+++ Data for processing +++

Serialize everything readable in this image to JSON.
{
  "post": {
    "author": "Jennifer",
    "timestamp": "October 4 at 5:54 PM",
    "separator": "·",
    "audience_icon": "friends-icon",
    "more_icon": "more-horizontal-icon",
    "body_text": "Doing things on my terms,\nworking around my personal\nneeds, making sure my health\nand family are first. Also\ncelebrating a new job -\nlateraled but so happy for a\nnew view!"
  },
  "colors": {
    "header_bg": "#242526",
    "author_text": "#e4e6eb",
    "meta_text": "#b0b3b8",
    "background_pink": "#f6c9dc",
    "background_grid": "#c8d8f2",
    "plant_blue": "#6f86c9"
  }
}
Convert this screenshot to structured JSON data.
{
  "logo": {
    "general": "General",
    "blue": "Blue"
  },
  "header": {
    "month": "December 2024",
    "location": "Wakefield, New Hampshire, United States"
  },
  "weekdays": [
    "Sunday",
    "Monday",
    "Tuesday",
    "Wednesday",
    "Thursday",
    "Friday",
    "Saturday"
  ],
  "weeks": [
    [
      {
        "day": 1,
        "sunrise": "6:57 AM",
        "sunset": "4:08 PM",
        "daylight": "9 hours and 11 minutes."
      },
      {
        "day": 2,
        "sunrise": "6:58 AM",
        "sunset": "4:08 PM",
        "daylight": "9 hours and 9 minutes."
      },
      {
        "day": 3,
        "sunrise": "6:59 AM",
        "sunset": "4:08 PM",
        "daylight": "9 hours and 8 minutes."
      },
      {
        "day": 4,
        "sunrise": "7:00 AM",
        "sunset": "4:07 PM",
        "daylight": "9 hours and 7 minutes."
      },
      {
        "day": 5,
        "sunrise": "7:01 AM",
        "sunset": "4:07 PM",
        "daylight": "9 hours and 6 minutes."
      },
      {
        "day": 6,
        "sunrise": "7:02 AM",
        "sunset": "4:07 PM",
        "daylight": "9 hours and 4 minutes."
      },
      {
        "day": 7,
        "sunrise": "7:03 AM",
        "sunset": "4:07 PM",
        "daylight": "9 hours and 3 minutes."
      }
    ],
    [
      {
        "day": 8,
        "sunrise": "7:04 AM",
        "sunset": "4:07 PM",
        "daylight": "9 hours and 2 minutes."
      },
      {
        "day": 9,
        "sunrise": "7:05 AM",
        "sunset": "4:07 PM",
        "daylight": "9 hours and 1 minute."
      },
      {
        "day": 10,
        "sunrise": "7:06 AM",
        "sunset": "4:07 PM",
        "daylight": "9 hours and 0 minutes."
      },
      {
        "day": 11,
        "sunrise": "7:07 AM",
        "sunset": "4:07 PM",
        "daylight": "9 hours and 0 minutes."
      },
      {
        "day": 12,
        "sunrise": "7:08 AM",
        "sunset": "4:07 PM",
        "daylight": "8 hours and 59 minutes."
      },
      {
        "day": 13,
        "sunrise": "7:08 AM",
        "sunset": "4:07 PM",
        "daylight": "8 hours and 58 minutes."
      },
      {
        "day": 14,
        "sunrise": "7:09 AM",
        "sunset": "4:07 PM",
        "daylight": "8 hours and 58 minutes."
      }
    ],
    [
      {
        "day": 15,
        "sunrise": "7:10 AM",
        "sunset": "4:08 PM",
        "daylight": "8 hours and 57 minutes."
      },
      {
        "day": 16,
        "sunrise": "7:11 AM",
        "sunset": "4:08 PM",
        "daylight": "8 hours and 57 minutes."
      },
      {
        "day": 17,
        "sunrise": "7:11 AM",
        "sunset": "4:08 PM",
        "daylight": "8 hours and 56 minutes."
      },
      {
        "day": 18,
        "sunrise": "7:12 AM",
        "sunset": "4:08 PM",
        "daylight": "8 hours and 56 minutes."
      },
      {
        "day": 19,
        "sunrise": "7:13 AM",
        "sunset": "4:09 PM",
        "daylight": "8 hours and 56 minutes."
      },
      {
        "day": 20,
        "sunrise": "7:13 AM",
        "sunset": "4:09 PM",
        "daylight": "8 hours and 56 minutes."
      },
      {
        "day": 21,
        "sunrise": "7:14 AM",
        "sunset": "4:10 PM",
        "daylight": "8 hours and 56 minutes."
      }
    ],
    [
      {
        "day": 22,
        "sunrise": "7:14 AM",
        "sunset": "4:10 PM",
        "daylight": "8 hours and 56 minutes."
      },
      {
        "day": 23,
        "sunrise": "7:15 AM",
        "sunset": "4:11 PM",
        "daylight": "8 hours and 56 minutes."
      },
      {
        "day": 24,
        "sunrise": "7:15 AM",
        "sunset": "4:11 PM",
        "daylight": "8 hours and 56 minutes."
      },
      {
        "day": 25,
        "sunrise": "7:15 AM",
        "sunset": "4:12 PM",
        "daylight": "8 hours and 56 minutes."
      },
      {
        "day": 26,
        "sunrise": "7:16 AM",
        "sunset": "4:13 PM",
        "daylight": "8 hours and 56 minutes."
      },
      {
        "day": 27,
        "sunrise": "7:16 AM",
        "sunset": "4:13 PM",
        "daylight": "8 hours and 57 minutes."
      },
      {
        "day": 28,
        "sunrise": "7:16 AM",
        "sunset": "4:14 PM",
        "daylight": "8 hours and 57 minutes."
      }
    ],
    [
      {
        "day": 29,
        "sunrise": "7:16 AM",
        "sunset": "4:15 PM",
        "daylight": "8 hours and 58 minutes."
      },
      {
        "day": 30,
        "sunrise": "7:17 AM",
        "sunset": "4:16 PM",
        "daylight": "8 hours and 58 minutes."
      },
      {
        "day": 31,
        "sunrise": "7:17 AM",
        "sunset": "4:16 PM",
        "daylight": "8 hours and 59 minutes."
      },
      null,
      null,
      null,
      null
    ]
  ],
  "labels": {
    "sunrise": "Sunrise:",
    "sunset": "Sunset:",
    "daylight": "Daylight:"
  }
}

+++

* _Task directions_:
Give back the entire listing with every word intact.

* _Response area_:
Serialize everything readable in this image to JSON.
{
  "post": {
    "author": "Jennifer",
    "timestamp": "October 4 at 5:54 PM",
    "separator": "·",
    "audience_icon": "friends-icon",
    "more_icon": "more-horizontal-icon",
    "body_text": "Doing things on my terms,\nworking around my personal\nneeds, making sure my health\nand family are first. Also\ncelebrating a new job -\nlateraled but so happy for a\nnew view!"
  },
  "colors": {
    "header_bg": "#242526",
    "author_text": "#e4e6eb",
    "meta_text": "#b0b3b8",
    "background_pink": "#f6c9dc",
    "background_grid": "#c8d8f2",
    "plant_blue": "#6f86c9"
  }
}
Convert this screenshot to structured JSON data.
{
  "logo": {
    "general": "General",
    "blue": "Blue"
  },
  "header": {
    "month": "December 2024",
    "location": "Wakefield, New Hampshire, United States"
  },
  "weekdays": [
    "Sunday",
    "Monday",
    "Tuesday",
    "Wednesday",
    "Thursday",
    "Friday",
    "Saturday"
  ],
  "weeks": [
    [
      {
        "day": 1,
        "sunrise": "6:57 AM",
        "sunset": "4:08 PM",
        "daylight": "9 hours and 11 minutes."
      },
      {
        "day": 2,
        "sunrise": "6:58 AM",
        "sunset": "4:08 PM",
        "daylight": "9 hours and 9 minutes."
      },
      {
        "day": 3,
        "sunrise": "6:59 AM",
        "sunset": "4:08 PM",
        "daylight": "9 hours and 8 minutes."
      },
      {
        "day": 4,
        "sunrise": "7:00 AM",
        "sunset": "4:07 PM",
        "daylight": "9 hours and 7 minutes."
      },
      {
        "day": 5,
        "sunrise": "7:01 AM",
        "sunset": "4:07 PM",
        "daylight": "9 hours and 6 minutes."
      },
      {
        "day": 6,
        "sunrise": "7:02 AM",
        "sunset": "4:07 PM",
        "daylight": "9 hours and 4 minutes."
      },
      {
        "day": 7,
        "sunrise": "7:03 AM",
        "sunset": "4:07 PM",
        "daylight": "9 hours and 3 minutes."
      }
    ],
    [
      {
        "day": 8,
        "sunrise": "7:04 AM",
        "sunset": "4:07 PM",
        "daylight": "9 hours and 2 minutes."
      },
      {
        "day": 9,
        "sunrise": "7:05 AM",
        "sunset": "4:07 PM",
        "daylight": "9 hours and 1 minute."
      },
      {
        "day": 10,
        "sunrise": "7:06 AM",
        "sunset": "4:07 PM",
        "daylight": "9 hours and 0 minutes."
      },
      {
        "day": 11,
        "sunrise": "7:07 AM",
        "sunset": "4:07 PM",
        "daylight": "9 hours and 0 minutes."
      },
      {
        "day": 12,
        "sunrise": "7:08 AM",
        "sunset": "4:07 PM",
        "daylight": "8 hours and 59 minutes."
      },
      {
        "day": 13,
        "sunrise": "7:08 AM",
        "sunset": "4:07 PM",
        "daylight": "8 hours and 58 minutes."
      },
      {
        "day": 14,
        "sunrise": "7:09 AM",
        "sunset": "4:07 PM",
        "daylight": "8 hours and 58 minutes."
      }
    ],
    [
      {
        "day": 15,
        "sunrise": "7:10 AM",
        "sunset": "4:08 PM",
        "daylight": "8 hours and 57 minutes."
      },
      {
        "day": 16,
        "sunrise": "7:11 AM",
        "sunset": "4:08 PM",
        "daylight": "8 hours and 57 minutes."
      },
      {
        "day": 17,
        "sunrise": "7:11 AM",
        "sunset": "4:08 PM",
        "daylight": "8 hours and 56 minutes."
      },
      {
        "day": 18,
        "sunrise": "7:12 AM",
        "sunset": "4:08 PM",
        "daylight": "8 hours and 56 minutes."
      },
      {
        "day": 19,
        "sunrise": "7:13 AM",
        "sunset": "4:09 PM",
        "daylight": "8 hours and 56 minutes."
      },
      {
        "day": 20,
        "sunrise": "7:13 AM",
        "sunset": "4:09 PM",
        "daylight": "8 hours and 56 minutes."
      },
      {
        "day": 21,
        "sunrise": "7:14 AM",
        "sunset": "4:10 PM",
        "daylight": "8 hours and 56 minutes."
      }
    ],
    [
      {
        "day": 22,
        "sunrise": "7:14 AM",
        "sunset": "4:10 PM",
        "daylight": "8 hours and 56 minutes."
      },
      {
        "day": 23,
        "sunrise": "7:15 AM",
        "sunset": "4:11 PM",
        "daylight": "8 hours and 56 minutes."
      },
      {
        "day": 24,
        "sunrise": "7:15 AM",
        "sunset": "4:11 PM",
        "daylight": "8 hours and 56 minutes."
      },
      {
        "day": 25,
        "sunrise": "7:15 AM",
        "sunset": "4:12 PM",
        "daylight": "8 hours and 56 minutes."
      },
      {
        "day": 26,
        "sunrise": "7:16 AM",
        "sunset": "4:13 PM",
        "daylight": "8 hours and 56 minutes."
      },
      {
        "day": 27,
        "sunrise": "7:16 AM",
        "sunset": "4:13 PM",
        "daylight": "8 hours and 57 minutes."
      },
      {
        "day": 28,
        "sunrise": "7:16 AM",
        "sunset": "4:14 PM",
        "daylight": "8 hours and 57 minutes."
      }
    ],
    [
      {
        "day": 29,
        "sunrise": "7:16 AM",
        "sunset": "4:15 PM",
        "daylight": "8 hours and 58 minutes."
      },
      {
        "day": 30,
        "sunrise": "7:17 AM",
        "sunset": "4:16 PM",
        "daylight": "8 hours and 58 minutes."
      },
      {
        "day": 31,
        "sunrise": "7:17 AM",
        "sunset": "4:16 PM",
        "daylight": "8 hours and 59 minutes."
      },
      null,
      null,
      null,
      null
    ]
  ],
  "labels": {
    "sunrise": "Sunrise:",
    "sunset": "Sunset:",
    "daylight": "Daylight:"
  }
}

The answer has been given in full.